**HOW TO COMPLETE THIS TASK:**
Check each line of the records for "your"; collect those that have it.

Stored dataset items:

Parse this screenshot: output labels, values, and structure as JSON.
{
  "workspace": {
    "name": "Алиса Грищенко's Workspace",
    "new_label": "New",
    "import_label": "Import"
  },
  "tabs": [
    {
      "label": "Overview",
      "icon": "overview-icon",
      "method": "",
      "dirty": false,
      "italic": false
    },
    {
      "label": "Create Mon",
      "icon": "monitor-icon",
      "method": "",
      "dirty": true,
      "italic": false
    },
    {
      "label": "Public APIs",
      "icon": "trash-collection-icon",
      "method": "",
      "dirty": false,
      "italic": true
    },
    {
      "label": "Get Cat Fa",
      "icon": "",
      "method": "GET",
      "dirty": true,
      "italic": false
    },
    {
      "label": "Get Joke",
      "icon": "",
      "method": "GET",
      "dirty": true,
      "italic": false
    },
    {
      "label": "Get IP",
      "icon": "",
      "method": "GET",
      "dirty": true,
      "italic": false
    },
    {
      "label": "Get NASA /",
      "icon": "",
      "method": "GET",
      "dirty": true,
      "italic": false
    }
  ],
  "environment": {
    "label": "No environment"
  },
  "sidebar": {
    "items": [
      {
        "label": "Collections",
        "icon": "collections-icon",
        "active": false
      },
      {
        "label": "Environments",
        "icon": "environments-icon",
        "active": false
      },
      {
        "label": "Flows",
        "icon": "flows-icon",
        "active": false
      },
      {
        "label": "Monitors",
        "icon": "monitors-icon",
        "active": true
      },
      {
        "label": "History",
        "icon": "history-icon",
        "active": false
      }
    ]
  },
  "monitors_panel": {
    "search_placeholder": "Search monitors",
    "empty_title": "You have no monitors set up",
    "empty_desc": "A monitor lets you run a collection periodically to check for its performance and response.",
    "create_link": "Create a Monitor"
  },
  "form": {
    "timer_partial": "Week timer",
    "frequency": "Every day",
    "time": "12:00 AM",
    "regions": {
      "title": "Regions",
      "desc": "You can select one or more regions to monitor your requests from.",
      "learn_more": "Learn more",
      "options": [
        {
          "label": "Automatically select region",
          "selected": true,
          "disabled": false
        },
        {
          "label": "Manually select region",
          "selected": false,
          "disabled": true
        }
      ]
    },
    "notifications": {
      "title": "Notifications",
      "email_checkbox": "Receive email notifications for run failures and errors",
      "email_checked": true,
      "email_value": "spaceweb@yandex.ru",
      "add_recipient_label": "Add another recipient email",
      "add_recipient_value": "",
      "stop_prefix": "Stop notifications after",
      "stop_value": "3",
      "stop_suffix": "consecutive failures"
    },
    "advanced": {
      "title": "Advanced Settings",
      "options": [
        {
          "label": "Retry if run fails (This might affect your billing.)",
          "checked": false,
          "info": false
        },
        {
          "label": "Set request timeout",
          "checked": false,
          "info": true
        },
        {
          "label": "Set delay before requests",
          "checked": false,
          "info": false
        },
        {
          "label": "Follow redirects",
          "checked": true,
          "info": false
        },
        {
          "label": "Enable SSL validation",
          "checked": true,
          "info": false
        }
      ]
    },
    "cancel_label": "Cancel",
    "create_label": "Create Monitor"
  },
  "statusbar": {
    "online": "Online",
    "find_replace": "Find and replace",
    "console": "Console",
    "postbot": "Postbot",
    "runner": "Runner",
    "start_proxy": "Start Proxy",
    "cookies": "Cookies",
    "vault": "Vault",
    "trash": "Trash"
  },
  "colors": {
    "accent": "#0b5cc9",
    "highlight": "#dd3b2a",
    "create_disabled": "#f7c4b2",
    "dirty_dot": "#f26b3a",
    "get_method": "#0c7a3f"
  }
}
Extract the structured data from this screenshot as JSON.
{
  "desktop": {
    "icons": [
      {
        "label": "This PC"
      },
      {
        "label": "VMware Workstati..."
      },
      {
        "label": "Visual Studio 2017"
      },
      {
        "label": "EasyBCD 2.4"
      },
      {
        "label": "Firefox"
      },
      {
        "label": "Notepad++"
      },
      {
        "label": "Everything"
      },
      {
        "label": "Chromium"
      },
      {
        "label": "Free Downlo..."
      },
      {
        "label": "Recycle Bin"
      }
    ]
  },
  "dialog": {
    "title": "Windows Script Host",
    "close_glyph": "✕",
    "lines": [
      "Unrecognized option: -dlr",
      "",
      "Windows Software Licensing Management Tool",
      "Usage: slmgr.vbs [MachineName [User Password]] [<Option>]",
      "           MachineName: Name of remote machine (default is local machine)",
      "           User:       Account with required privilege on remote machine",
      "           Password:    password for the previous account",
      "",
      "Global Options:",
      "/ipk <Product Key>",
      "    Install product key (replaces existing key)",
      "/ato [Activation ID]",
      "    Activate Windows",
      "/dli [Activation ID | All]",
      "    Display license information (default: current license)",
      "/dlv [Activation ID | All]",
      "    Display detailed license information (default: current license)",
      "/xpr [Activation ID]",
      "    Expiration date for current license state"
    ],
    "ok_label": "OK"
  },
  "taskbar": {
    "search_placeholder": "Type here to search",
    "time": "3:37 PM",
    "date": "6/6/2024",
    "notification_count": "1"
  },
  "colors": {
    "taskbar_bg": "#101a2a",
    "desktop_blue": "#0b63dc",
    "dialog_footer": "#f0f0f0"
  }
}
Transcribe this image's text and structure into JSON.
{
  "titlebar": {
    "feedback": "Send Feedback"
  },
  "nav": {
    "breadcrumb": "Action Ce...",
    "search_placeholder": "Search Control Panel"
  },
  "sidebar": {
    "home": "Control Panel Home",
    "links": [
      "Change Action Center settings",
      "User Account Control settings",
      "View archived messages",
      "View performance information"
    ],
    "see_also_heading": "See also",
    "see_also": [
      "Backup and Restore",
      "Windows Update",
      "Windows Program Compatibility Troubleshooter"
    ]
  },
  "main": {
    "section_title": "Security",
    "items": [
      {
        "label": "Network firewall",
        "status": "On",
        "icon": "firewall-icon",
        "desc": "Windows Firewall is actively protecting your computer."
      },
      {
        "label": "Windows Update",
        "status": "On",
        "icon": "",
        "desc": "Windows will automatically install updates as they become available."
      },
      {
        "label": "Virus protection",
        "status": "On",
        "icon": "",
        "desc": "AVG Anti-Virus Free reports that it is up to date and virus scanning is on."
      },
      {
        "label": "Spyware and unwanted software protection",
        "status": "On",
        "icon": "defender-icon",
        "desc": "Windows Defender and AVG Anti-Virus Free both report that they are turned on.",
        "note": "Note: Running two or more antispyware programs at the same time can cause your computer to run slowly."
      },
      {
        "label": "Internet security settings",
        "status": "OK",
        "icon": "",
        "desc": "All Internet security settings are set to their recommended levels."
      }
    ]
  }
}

**ANSWER BOX:**
      "desc": "You can select one or more regions to monitor your requests from.",
          "label": "Retry if run fails (This might affect your billing.)",
        "desc": "Windows Firewall is actively protecting your computer."
        "note": "Note: Running two or more antispyware programs at the same time can cause your computer to run slowly."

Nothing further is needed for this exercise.